Two Thrilling Scottish League Cup Semi Final Clashes - 1955
(first published in the match programme for St. Mirren v Motherwell, 17th October 2020)
St. Mirren and Motherwell met on 1st October 1955 in the Scottish League Cup Semi Final at Ibrox before a slightly disappointing crowd of 19,500. With rain threatening, the game set off at a face pace with Saints’ debutant centre-forward Jackie Brown from Queen of the South forcing ‘Well’s ‘keeper Weir to clear and at the other end, Aitkenhead and McSeveney squandered good chances.
St. Mirren opened the scoring after 20 minutes when Brian Callan tricked two opponents and set up inside-forward Tommy Gemmell to beat Weir with a straight, high shot from 20 yards.
Motherwell’s equaliser came five minutes later in controversial circumstances. McSeveney had been adjudged offside and the ball rolled towards Saints’ Willie Telfer. The centre-half gently touched it back for ‘keeper Jim Lornie to place for the free kick. McSeveney immediately intercepted and sent the ball into the empty net. Despite protests from the St. Mirren players, the goal was allowed, the referee and linesman believing that Telfer had taken the offside kick.
St. Mirren v Motherwell 1955
The Steelman took the initiative from that point and Sloan gave them a half time lead when he cut inside to shoot past Lornie in the 31st minute.
Perhaps in an attempt to outwit their opponents, Saints emerged for the second half wearing unnumbered shirts, with the exception of Telfer. If this was the intention then it seemed to work, as both Holmes and Callan created good early chances. However, Motherwell survived and indeed could have put the tie beyond reach with ten minutes to go when Aitkenhead, in a good scoring position himself, squared the ball for Aitken to blast it over the bar. They were made to rue this miss five minutes later when a St. Mirren free kick led to Gemmell levelling the score at 2-2. Gemmell scored his own, and Saints’, third in the first minute of extra time, but McSeveney forced a replay when he netted with eight minutes remaining.

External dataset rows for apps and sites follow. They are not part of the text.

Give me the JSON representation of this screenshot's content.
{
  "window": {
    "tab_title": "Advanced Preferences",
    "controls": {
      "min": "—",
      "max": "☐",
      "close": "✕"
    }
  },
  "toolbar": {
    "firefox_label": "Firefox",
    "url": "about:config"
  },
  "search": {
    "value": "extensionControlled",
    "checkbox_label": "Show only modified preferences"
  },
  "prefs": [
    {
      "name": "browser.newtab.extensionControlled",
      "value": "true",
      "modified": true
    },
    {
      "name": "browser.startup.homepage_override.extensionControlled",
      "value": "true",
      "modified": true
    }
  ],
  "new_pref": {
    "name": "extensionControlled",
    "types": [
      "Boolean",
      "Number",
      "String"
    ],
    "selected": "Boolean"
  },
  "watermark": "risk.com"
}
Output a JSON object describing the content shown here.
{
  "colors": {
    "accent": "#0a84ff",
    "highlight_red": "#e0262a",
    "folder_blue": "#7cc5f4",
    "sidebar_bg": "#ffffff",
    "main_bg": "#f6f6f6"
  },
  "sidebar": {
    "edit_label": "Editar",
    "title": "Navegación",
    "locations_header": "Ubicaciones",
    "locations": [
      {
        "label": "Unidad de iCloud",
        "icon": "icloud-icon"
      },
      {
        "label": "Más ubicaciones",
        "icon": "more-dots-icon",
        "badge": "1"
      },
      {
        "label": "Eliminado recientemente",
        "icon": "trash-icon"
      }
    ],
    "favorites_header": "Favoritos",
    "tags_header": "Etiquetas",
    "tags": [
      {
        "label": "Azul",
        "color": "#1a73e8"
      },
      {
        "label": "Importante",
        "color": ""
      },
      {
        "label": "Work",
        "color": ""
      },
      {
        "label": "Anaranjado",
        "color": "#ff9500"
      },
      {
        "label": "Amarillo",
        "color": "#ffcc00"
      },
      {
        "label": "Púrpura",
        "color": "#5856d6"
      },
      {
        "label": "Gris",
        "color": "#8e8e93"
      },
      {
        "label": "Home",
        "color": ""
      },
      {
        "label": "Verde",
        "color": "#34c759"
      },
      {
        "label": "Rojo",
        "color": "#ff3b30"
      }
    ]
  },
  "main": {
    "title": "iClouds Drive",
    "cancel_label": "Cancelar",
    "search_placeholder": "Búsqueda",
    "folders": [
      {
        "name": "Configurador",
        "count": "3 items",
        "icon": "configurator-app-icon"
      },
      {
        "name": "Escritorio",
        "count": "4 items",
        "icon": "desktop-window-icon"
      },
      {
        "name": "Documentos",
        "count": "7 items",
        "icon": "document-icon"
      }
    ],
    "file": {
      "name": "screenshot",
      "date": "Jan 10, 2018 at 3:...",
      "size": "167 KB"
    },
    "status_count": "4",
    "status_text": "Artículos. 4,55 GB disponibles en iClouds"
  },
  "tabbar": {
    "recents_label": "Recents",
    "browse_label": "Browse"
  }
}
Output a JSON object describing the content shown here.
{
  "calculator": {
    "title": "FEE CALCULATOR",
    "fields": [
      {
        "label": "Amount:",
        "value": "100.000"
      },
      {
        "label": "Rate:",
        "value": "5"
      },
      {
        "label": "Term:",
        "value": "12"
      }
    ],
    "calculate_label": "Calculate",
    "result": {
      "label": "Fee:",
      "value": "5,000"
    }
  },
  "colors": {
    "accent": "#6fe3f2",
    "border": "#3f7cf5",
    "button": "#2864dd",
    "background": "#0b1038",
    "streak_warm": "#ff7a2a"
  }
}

An eight-page programme was produced, printed red and black on white paper and costing sixpence. The cover design and internal format were unchanged from previous League Cup Final and Semi Final programmes but that season’s introduction of a larger page size and full gloss paper (probably prompting the doubling in price) set the standard of these issues for the remainder of the decade.
Inside, pages two and three introduced pen pictures and thumbnail sketches of both teams alongside a photo of St. Mirren director William Waters, who was also League President at the time. The centre spread presented the team line-ups in the typical 2-3-5 formation of the day, flanked by photos of Saints’ Willie Telfer and ‘Well secretary John Hunter. Positional differences aside, the teams listed in the programme were those who actually took the field, with the sole exception of Saints’ Willie Johnstone replacing Davie Laird. Page six detailed St. Mirren’s cup exploits to date, and provided a Half-Time Score Board of the day’s matches. Page seven was devoted to a history of the League Cup which, at that time, was still very much in its infancy. The back page reminisced on Motherwell’s League and League Cup triumphs in 1931/32 and 1950/51, as well as more recent League Cup encounters.
This programme still appears for sale from time to time, but expect to pay a few tens of pounds for a good quality copy.
The replay took place a week later at Celtic Park in blustery conditions before a crowd of 22,000. The Motherwell team was unchanged, while Davie Laird replaced Willie Johnstone for St. Mirren. Laird took full advantage of his inclusion when, after a bit of a goalmouth stramash, he trundled the ball into the net for Saints’ first goal after 17 minutes. Indeed, he deserved another goal after thirty minutes, but his shot struck the bar. Throughout the half, Motherwell were almost wholly on the defensive and play became a little rough as they were harassed by the eager St. Mirren forwards.
In these pre-substitution days, Motherwell were forced into a positional change at the start of the second half when Humphries, nursing an injured arm, was forced to play out on the right wing. As in the first match, Saints changed their shirts after the interval and only Telfer carried a number. The pattern of play was unchanged from the first half, with Jim Rodger in particular impressng for St. Mirren. Indeed it was his pass that allowed Jackie Brown to score his first goal for St. Mirren with a ground shot that had Weir well beaten after 61 minutes. By this time, the Steelmen were well beaten and Saints progressed to secure a final spot against Aberdeen later in the month.
As with all other big match replays of the 1950s, no programme was issued for this match.